"Dearest uncle, what ails you?

"Dearest uncle, what ails you"? is the simple question that heals the Fisher king in Wolfram von Eschenbach's medieval romance, 'Parsifal'.  It is such a simple and natural question to ask when you are confronted by a person reverberating with pain, whose decaying stench must be staunched with billowing incense. Yet it is a question that Parsifal failed to ask on his first visit to the Grail castle bound, as he believes himself to be, to his first mentor's advice. He leaves only to discover later what he has done. A discovery that sets him off on a wandering path of loss from which he eventually finds his way back and with a deepened self-knowledge is enabled to ask the redemptive question. The Fisher king's wound - its cause and consequence - it wrapped up in a complex cosmic vision of the war between good and evil - but one of its threads is that the king's wound is carried through the world, shattering its potential for healthy being - either
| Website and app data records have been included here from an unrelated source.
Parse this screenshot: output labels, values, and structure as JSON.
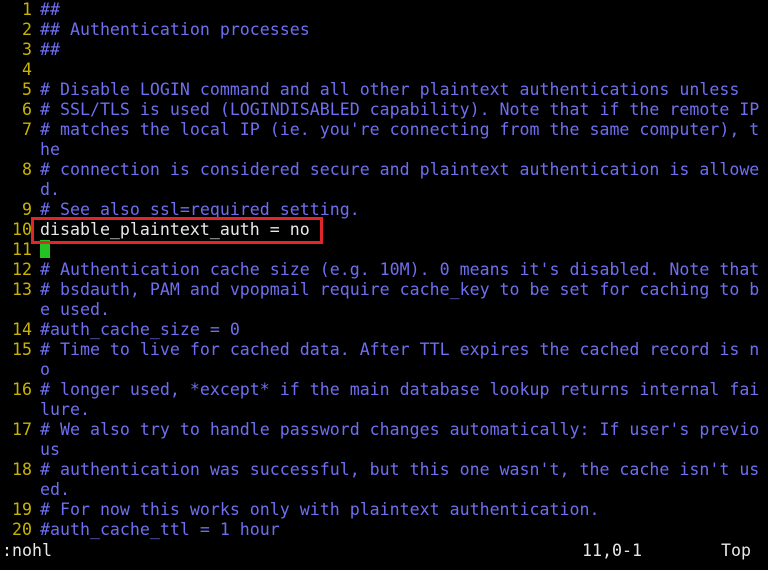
{
  "editor": {
    "rows": [
      {
        "num": "1",
        "text": "##",
        "kind": "comment"
      },
      {
        "num": "2",
        "text": "## Authentication processes",
        "kind": "comment"
      },
      {
        "num": "3",
        "text": "##",
        "kind": "comment"
      },
      {
        "num": "4",
        "text": "",
        "kind": "comment"
      },
      {
        "num": "5",
        "text": "# Disable LOGIN command and all other plaintext authentications unless",
        "kind": "comment"
      },
      {
        "num": "6",
        "text": "# SSL/TLS is used (LOGINDISABLED capability). Note that if the remote IP",
        "kind": "comment"
      },
      {
        "num": "7",
        "text": "# matches the local IP (ie. you're connecting from the same computer), t",
        "kind": "comment"
      },
      {
        "num": "",
        "text": "he",
        "kind": "comment"
      },
      {
        "num": "8",
        "text": "# connection is considered secure and plaintext authentication is allowe",
        "kind": "comment"
      },
      {
        "num": "",
        "text": "d.",
        "kind": "comment"
      },
      {
        "num": "9",
        "text": "# See also ssl=required setting.",
        "kind": "comment"
      },
      {
        "num": "10",
        "text": "disable_plaintext_auth = no",
        "kind": "plain"
      },
      {
        "num": "11",
        "text": "",
        "kind": "cursor"
      },
      {
        "num": "12",
        "text": "# Authentication cache size (e.g. 10M). 0 means it's disabled. Note that",
        "kind": "comment"
      },
      {
        "num": "13",
        "text": "# bsdauth, PAM and vpopmail require cache_key to be set for caching to b",
        "kind": "comment"
      },
      {
        "num": "",
        "text": "e used.",
        "kind": "comment"
      },
      {
        "num": "14",
        "text": "#auth_cache_size = 0",
        "kind": "comment"
      },
      {
        "num": "15",
        "text": "# Time to live for cached data. After TTL expires the cached record is n",
        "kind": "comment"
      },
      {
        "num": "",
        "text": "o",
        "kind": "comment"
      },
      {
        "num": "16",
        "text": "# longer used, *except* if the main database lookup returns internal fai",
        "kind": "comment"
      },
      {
        "num": "",
        "text": "lure.",
        "kind": "comment"
      },
      {
        "num": "17",
        "text": "# We also try to handle password changes automatically: If user's previo",
        "kind": "comment"
      },
      {
        "num": "",
        "text": "us",
        "kind": "comment"
      },
      {
        "num": "18",
        "text": "# authentication was successful, but this one wasn't, the cache isn't us",
        "kind": "comment"
      },
      {
        "num": "",
        "text": "ed.",
        "kind": "comment"
      },
      {
        "num": "19",
        "text": "# For now this works only with plaintext authentication.",
        "kind": "comment"
      },
      {
        "num": "20",
        "text": "#auth_cache_ttl = 1 hour",
        "kind": "comment"
      }
    ]
  },
  "status": {
    "command": ":nohl",
    "position": "11,0-1",
    "scroll": "Top"
  },
  "colors": {
    "background": "#000000",
    "line_number": "#c8b400",
    "comment": "#6e6ef0",
    "text": "#e8e8e8",
    "cursor": "#22c322",
    "highlight_box": "#e0262a"
  }
}
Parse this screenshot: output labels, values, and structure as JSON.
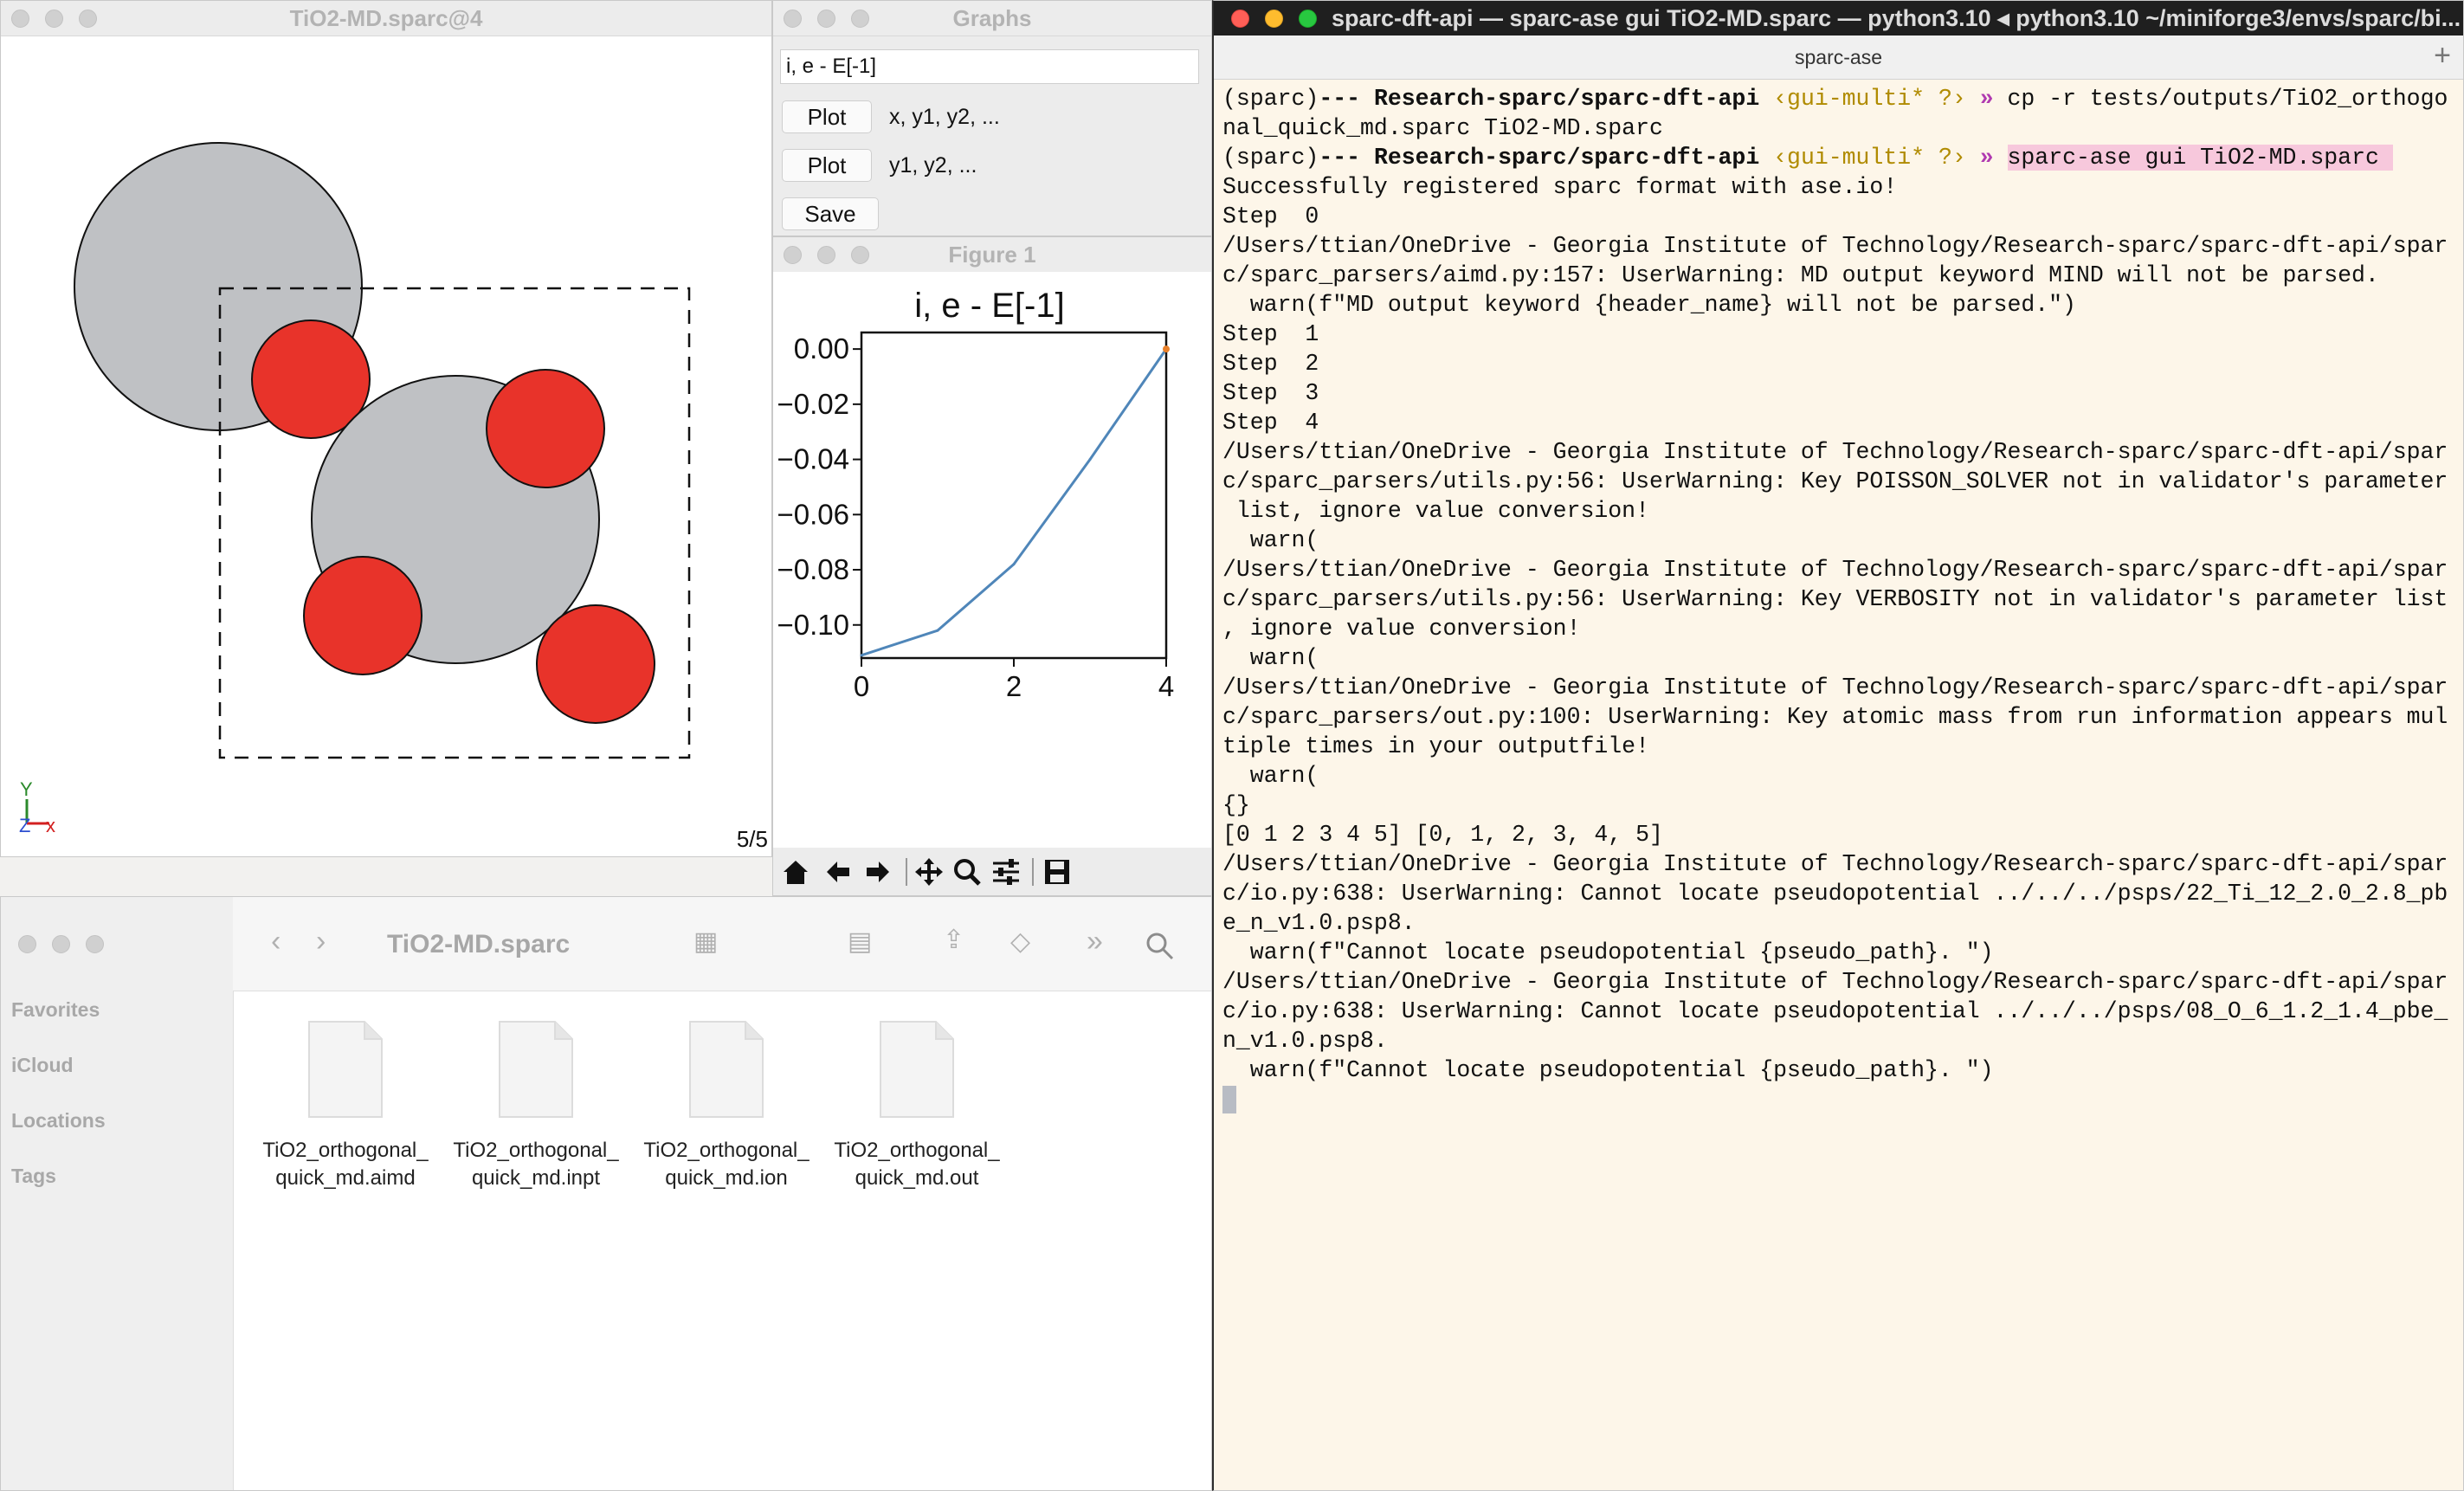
{
  "ase_viewer": {
    "title": "TiO2-MD.sparc@4",
    "frame_counter": "5/5",
    "axis_labels": {
      "y": "Y",
      "z": "Z",
      "x": "x"
    },
    "atom_colors": {
      "titanium": "#bfc1c4",
      "oxygen": "#e8332a"
    }
  },
  "graphs": {
    "title": "Graphs",
    "expression": "i, e - E[-1]",
    "buttons": [
      {
        "label": "Plot",
        "description": "x, y1, y2, ..."
      },
      {
        "label": "Plot",
        "description": "y1, y2, ..."
      }
    ],
    "save_label": "Save"
  },
  "figure": {
    "title": "Figure 1",
    "toolbar_icons": [
      "home-icon",
      "back-arrow-icon",
      "forward-arrow-icon",
      "pan-icon",
      "zoom-icon",
      "configure-icon",
      "save-icon"
    ]
  },
  "chart_data": {
    "type": "line",
    "title": "i, e - E[-1]",
    "x": [
      0,
      1,
      2,
      3,
      4
    ],
    "series": [
      {
        "values": [
          -0.111,
          -0.102,
          -0.078,
          -0.04,
          0.0
        ]
      }
    ],
    "xlim": [
      0,
      4
    ],
    "ylim": [
      -0.112,
      0.006
    ],
    "xticks": [
      "0",
      "2",
      "4"
    ],
    "yticks": [
      "0.00",
      "−0.02",
      "−0.04",
      "−0.06",
      "−0.08",
      "−0.10"
    ],
    "line_color": "#4f86b9"
  },
  "finder": {
    "title": "TiO2-MD.sparc",
    "sidebar": [
      "Favorites",
      "iCloud",
      "Locations",
      "Tags"
    ],
    "files": [
      {
        "line1": "TiO2_orthogonal_",
        "line2": "quick_md.aimd"
      },
      {
        "line1": "TiO2_orthogonal_",
        "line2": "quick_md.inpt"
      },
      {
        "line1": "TiO2_orthogonal_",
        "line2": "quick_md.ion"
      },
      {
        "line1": "TiO2_orthogonal_",
        "line2": "quick_md.out"
      }
    ]
  },
  "terminal": {
    "title": "sparc-dft-api — sparc-ase gui TiO2-MD.sparc — python3.10 ◂ python3.10 ~/miniforge3/envs/sparc/bi...",
    "tab": "sparc-ase",
    "prompt_env": "(sparc)",
    "prompt_sep": "---",
    "prompt_path": "Research-sparc/sparc-dft-api",
    "prompt_branch": "‹gui-multi* ?›",
    "prompt_arrow": "»",
    "cmd1": "cp -r tests/outputs/TiO2_orthogo",
    "cmd1_cont": "nal_quick_md.sparc TiO2-MD.sparc",
    "cmd2": "sparc-ase gui TiO2-MD.sparc ",
    "output_lines": [
      "Successfully registered sparc format with ase.io!",
      "Step  0",
      "/Users/ttian/OneDrive - Georgia Institute of Technology/Research-sparc/sparc-dft-api/spar",
      "c/sparc_parsers/aimd.py:157: UserWarning: MD output keyword MIND will not be parsed.",
      "  warn(f\"MD output keyword {header_name} will not be parsed.\")",
      "Step  1",
      "Step  2",
      "Step  3",
      "Step  4",
      "/Users/ttian/OneDrive - Georgia Institute of Technology/Research-sparc/sparc-dft-api/spar",
      "c/sparc_parsers/utils.py:56: UserWarning: Key POISSON_SOLVER not in validator's parameter",
      " list, ignore value conversion!",
      "  warn(",
      "/Users/ttian/OneDrive - Georgia Institute of Technology/Research-sparc/sparc-dft-api/spar",
      "c/sparc_parsers/utils.py:56: UserWarning: Key VERBOSITY not in validator's parameter list",
      ", ignore value conversion!",
      "  warn(",
      "/Users/ttian/OneDrive - Georgia Institute of Technology/Research-sparc/sparc-dft-api/spar",
      "c/sparc_parsers/out.py:100: UserWarning: Key atomic mass from run information appears mul",
      "tiple times in your outputfile!",
      "  warn(",
      "{}",
      "[0 1 2 3 4 5] [0, 1, 2, 3, 4, 5]",
      "/Users/ttian/OneDrive - Georgia Institute of Technology/Research-sparc/sparc-dft-api/spar",
      "c/io.py:638: UserWarning: Cannot locate pseudopotential ../../../psps/22_Ti_12_2.0_2.8_pb",
      "e_n_v1.0.psp8.",
      "  warn(f\"Cannot locate pseudopotential {pseudo_path}. \")",
      "/Users/ttian/OneDrive - Georgia Institute of Technology/Research-sparc/sparc-dft-api/spar",
      "c/io.py:638: UserWarning: Cannot locate pseudopotential ../../../psps/08_O_6_1.2_1.4_pbe_",
      "n_v1.0.psp8.",
      "  warn(f\"Cannot locate pseudopotential {pseudo_path}. \")"
    ]
  }
}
A Terrible Love of War

General Patton was visibly anxious as the Second World War came to an end with no more Nazis to kill and physically relieved when he realised that there was a new Soviet enemy. Kant believed it was ingrained in human nature. Apparently sane, middle class children from sound backgrounds hasten to Syria and Iraq to join the Islamic State to perpetuate murderous mayhem in a perceived 'good cause'. What is this all about - this strange attraction of violence? Whatever it is about, there is obviously no simple solution, nothing is going to 'eradicate' it any time soon (whatever we may need to do, in the moment, to protect ourselves)? It appears to be something that at a macro level virtually everyone deplores (or participates in reluctantly) yet at a micro level - at the textural level of our lived lives - all too many hastily throw themselves into it. That haste is perhaps a clue - the very haste of quick decision making that may make or break a fight or a batt

The Divine Within

'The Divine Within: Selected Writings on Enlightenment' is a selection of essays and talks by Aldous Huxley originally printed in 'Vedanta and the West', the journal of the Vedanta Society of Southern California, whose editors included Christopher Isherwood (pictured here, left, with Huxley). They are elegant, lucid and readable, packed with memorable aphorisms. Occasionally Huxley adopts the poise of a Victorian pamphleteer earnest upon us adopting the right course but the dominant tone is of a compassionate man, embarked on a journey towards a deepening spiritual experience. This experience of ultimate reality is embodied in the life of certain saintly practitioners (of every major tradition) and is the standard by which we must all be judged. What matters is realisation and the loving life that flows from this. What matters is responding to our invitation to holiness, wholeness, an invitation that is open to all. Huxley is never an apologist for religion - in